Dear All,
 
First of all let me say I'm new to this newsgroups stuff, so I'm probably sending this message to the wrong place. I want it to reach everyone, and hope I've done the right thing! I'm sure to get it right eventually.
A quick biog: I've been making up languages since childhood (I'm now 48) and read (that's /red/ not /ri:d/ - linguistics at University, specialising in Philology and Celtic (specifically Breton). After graduating, I continued my studies and diversified into such fields as sound symbolism and lignuistic universals. I also encountered Tolkien's languages at that point, having deliberately avoided JRRT as everyone else wasn't and said how I must read it, I'd love it, etc.,etc. Eventually, someone discovered I was keen on inventing grammars and told me about Elvish. I was instantly struck by the similarity of Sindarin to the Celtic tongues and that did it! I eventually became editor of Quettar, the official Tolkien Society's linguistic magazine.
My most highly-developed language doesn't actually have a name (for the moment I'll call it omeina, the abstract noun meaning 'speech' from ome- to speak. I've been at it, on and off, for about 20 years, but from the start it was going to be an Ergative language. The phonology is fairly Indo-European and mellifluous. I know for a fact there are two words which kicked off the flavour. Like Tolkien, one is Finnish; the word is Alarieston. Only the genitive form of the Surname Alariesto seen on a Christmas card, but I thought it was the most beautiful word I'd ever heard! So in Omeina it means 'most beautiful of all' (adjectives have many degrees of comparison, including the hyperlative suffix -eston "...est of all" as in the leg-, -obb construction in Hungarian). The other word was encountered in a linguistics book at University, and I believe it was either Tokharian or Burushaski; Barduquinta (though spelt in the actual instance Barduqinta). Bar- is the adjective meaning 'old, long-enduring', and I know for a fact that it was inspired by the word Barhau in the Welsh national anthem (mutated from the radical form Parhau, to endure).
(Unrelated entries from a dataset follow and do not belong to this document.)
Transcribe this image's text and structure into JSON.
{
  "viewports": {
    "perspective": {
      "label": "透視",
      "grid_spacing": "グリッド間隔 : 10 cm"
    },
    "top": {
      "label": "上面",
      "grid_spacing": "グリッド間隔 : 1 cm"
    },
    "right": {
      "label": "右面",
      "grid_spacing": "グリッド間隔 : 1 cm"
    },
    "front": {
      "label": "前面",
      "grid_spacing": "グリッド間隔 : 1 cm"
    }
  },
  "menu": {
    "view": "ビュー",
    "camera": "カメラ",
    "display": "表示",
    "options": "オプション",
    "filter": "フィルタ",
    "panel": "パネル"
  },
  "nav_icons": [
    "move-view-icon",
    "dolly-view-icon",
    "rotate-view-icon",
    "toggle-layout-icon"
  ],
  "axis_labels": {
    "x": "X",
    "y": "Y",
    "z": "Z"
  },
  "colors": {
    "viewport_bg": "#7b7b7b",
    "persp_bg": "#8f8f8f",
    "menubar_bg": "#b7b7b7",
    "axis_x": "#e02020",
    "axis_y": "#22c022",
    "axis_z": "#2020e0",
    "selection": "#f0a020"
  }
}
Omeina is exclusively suffixing, with no consonant clusters other than homorganic glides (such as -ndr-, -nt- and so on). There is a very clear influence from Basque not only in the Ergative grammar but also in the fondness for initial voiced stops (though these are fairly rare elsewhere).
I will soon be putting a grammar and vocabulary up on my website, but would still like to hear from you-all. I am also available to help sort out general grammatical, morphological and semantic queries!
 
A viszonlatasra!
Kenavo deoc'h!
 
Michael Poxon
 
 

"We put the thought of all that we love
 into all that we do"
                              (Tolkien)
visit my website on:
http://freespace.virgin.net/m.poxon/index.htm